━━ Data provided ━━
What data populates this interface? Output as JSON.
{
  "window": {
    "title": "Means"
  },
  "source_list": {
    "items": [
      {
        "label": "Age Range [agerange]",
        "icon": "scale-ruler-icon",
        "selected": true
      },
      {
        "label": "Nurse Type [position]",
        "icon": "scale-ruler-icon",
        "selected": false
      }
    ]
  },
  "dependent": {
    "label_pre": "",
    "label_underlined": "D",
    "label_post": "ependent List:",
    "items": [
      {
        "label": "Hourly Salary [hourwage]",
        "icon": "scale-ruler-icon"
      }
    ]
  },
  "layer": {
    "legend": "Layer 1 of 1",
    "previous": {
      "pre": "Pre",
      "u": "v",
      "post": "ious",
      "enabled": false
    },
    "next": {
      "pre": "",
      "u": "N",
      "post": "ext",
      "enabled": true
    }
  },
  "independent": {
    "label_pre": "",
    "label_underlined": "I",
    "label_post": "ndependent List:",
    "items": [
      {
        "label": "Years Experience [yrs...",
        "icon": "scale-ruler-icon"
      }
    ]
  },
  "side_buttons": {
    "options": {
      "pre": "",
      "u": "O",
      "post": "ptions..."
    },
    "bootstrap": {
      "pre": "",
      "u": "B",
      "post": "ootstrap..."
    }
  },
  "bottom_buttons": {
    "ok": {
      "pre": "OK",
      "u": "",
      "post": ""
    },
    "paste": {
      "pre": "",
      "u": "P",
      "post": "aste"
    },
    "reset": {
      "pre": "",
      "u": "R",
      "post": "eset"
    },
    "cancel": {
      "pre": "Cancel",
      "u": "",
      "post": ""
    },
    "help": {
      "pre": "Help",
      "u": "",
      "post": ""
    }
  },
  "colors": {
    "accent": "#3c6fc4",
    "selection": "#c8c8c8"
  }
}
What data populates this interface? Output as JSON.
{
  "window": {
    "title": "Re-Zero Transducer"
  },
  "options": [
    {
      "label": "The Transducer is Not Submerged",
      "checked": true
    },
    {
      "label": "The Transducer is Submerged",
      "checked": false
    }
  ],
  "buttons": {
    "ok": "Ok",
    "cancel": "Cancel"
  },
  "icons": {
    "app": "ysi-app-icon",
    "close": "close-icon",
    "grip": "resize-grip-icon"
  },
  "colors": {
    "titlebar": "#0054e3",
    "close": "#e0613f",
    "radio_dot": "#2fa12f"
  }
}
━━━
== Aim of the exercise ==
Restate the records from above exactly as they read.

== Solution below ==
What data populates this interface? Output as JSON.
{
  "window": {
    "title": "Means"
  },
  "source_list": {
    "items": [
      {
        "label": "Age Range [agerange]",
        "icon": "scale-ruler-icon",
        "selected": true
      },
      {
        "label": "Nurse Type [position]",
        "icon": "scale-ruler-icon",
        "selected": false
      }
    ]
  },
  "dependent": {
    "label_pre": "",
    "label_underlined": "D",
    "label_post": "ependent List:",
    "items": [
      {
        "label": "Hourly Salary [hourwage]",
        "icon": "scale-ruler-icon"
      }
    ]
  },
  "layer": {
    "legend": "Layer 1 of 1",
    "previous": {
      "pre": "Pre",
      "u": "v",
      "post": "ious",
      "enabled": false
    },
    "next": {
      "pre": "",
      "u": "N",
      "post": "ext",
      "enabled": true
    }
  },
  "independent": {
    "label_pre": "",
    "label_underlined": "I",
    "label_post": "ndependent List:",
    "items": [
      {
        "label": "Years Experience [yrs...",
        "icon": "scale-ruler-icon"
      }
    ]
  },
  "side_buttons": {
    "options": {
      "pre": "",
      "u": "O",
      "post": "ptions..."
    },
    "bootstrap": {
      "pre": "",
      "u": "B",
      "post": "ootstrap..."
    }
  },
  "bottom_buttons": {
    "ok": {
      "pre": "OK",
      "u": "",
      "post": ""
    },
    "paste": {
      "pre": "",
      "u": "P",
      "post": "aste"
    },
    "reset": {
      "pre": "",
      "u": "R",
      "post": "eset"
    },
    "cancel": {
      "pre": "Cancel",
      "u": "",
      "post": ""
    },
    "help": {
      "pre": "Help",
      "u": "",
      "post": ""
    }
  },
  "colors": {
    "accent": "#3c6fc4",
    "selection": "#c8c8c8"
  }
}
What data populates this interface? Output as JSON.
{
  "window": {
    "title": "Re-Zero Transducer"
  },
  "options": [
    {
      "label": "The Transducer is Not Submerged",
      "checked": true
    },
    {
      "label": "The Transducer is Submerged",
      "checked": false
    }
  ],
  "buttons": {
    "ok": "Ok",
    "cancel": "Cancel"
  },
  "icons": {
    "app": "ysi-app-icon",
    "close": "close-icon",
    "grip": "resize-grip-icon"
  },
  "colors": {
    "titlebar": "#0054e3",
    "close": "#e0613f",
    "radio_dot": "#2fa12f"
  }
}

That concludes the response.